A Level Philosophy at Meadowhead
A Level Philosophy
What does the course involve?
Philosophy is the study of wisdom, examining the world and pondering questions that life presents.
We study life questions surrounding knowledge, belief, existence and actions. We look at the theories posed by philosophers regarding these areas. You’ve probably asked yourself some of life’s most important questions already such as:
“Does science challenge belief in God?”, “How do we decide between right and wrong?”, “Are we really free?”, “Why is there evil and suffering in the world?”, “Should euthanasia be legal?” “What is knowledge?” “Are the mind and body separate”?
Will this course suit me?
This A Level is designed to develop skills of analysis and evaluation through an examination of arguments and evidence put forward by philosophers.
You will enjoy the course, if:
You are looking for a course that is rigorous, challenging and academic
You enjoy discussion and debate, reading new ideas and challenging views and theories.
Unit 1: Epistemology
What is knowledge? Can we trust our senses? How do we know what we know?
Unit 2: Moral Philosophy (Ethics)
How do we make moral decisions? What is the right thing to do and how do we know? What does ‘good’ mean anyway? You will explore theories such as utilitarianism, Kantian ethics and virtue ethics.
Unit 3: Metaphysics of God
What do we mean by ‘God’? Are there are any good reason for believing in God? Is ‘God’ a meaningful concept anyway? How can we believe in God with all the suffering in the world?
Unit 4: Metaphysics of Mind
What do we mean by the mind? Are mind and body separate? What is their relationship?
English Language GCSE at Grade 5 or above.
All units will be assessed with a written examination at the end of Y13.
The course provides the opportunity to develop an enquiring mind, develop literacy skills and the ability to construct an argument. This A Level is increasingly regarded by employers in a range of careers, such as law, marketing, journalism, advertising, medical services, social work, counselling and psychotherapy, the police, broadcasting and publishing.
You can progress to higher education courses such as honours degrees in Philosophy, Ethics, Theology, Religious Studies or to degrees in related subjects such as English Literature or History. It is highly thought of in Universities as an academic subject.

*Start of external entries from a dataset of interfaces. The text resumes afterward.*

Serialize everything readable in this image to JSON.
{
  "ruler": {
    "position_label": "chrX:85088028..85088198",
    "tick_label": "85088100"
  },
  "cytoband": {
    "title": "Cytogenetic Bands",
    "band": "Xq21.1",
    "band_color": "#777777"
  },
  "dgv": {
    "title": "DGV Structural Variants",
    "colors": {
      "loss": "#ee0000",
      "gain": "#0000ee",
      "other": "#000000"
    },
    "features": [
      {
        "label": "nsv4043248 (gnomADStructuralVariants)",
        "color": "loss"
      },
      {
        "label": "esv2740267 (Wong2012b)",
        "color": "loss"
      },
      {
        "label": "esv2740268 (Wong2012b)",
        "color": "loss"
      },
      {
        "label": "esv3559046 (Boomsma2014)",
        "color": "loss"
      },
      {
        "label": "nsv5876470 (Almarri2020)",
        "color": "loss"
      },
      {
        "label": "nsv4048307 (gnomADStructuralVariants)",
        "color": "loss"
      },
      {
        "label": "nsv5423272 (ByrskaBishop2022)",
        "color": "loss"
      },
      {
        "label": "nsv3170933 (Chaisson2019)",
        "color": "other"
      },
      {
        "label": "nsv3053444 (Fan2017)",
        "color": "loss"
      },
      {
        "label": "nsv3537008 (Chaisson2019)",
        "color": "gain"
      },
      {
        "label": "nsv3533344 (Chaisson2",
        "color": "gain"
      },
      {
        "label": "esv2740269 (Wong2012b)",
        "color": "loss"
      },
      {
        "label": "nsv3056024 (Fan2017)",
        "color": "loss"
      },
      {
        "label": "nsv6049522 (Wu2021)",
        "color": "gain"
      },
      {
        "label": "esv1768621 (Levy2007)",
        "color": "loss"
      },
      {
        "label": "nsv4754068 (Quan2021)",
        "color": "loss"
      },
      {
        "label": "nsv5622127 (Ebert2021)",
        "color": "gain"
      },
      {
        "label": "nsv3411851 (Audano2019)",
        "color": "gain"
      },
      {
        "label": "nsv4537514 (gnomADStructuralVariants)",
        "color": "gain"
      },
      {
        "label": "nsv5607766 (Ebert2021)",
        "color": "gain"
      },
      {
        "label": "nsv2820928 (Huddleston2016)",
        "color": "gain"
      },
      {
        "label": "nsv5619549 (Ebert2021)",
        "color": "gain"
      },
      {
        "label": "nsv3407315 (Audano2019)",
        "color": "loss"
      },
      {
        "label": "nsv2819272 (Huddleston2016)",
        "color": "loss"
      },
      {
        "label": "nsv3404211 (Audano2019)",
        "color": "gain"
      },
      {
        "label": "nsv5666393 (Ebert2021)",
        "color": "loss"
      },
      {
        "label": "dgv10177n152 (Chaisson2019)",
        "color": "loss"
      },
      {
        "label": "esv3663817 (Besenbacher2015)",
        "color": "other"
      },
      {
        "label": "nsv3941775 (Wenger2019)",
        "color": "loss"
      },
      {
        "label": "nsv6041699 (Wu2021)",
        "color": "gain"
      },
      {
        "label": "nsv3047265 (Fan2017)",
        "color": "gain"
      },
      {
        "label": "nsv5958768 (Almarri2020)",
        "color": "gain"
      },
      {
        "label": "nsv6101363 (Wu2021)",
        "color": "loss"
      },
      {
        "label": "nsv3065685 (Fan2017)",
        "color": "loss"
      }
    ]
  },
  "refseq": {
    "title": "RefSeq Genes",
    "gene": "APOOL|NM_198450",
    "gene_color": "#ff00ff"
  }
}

To find out more talk to Mr. Lawrenson (Humanities Faculty).
How to apply
You can apply for this course through UCAS Progress. Add this course to your favourites so you can start making an application.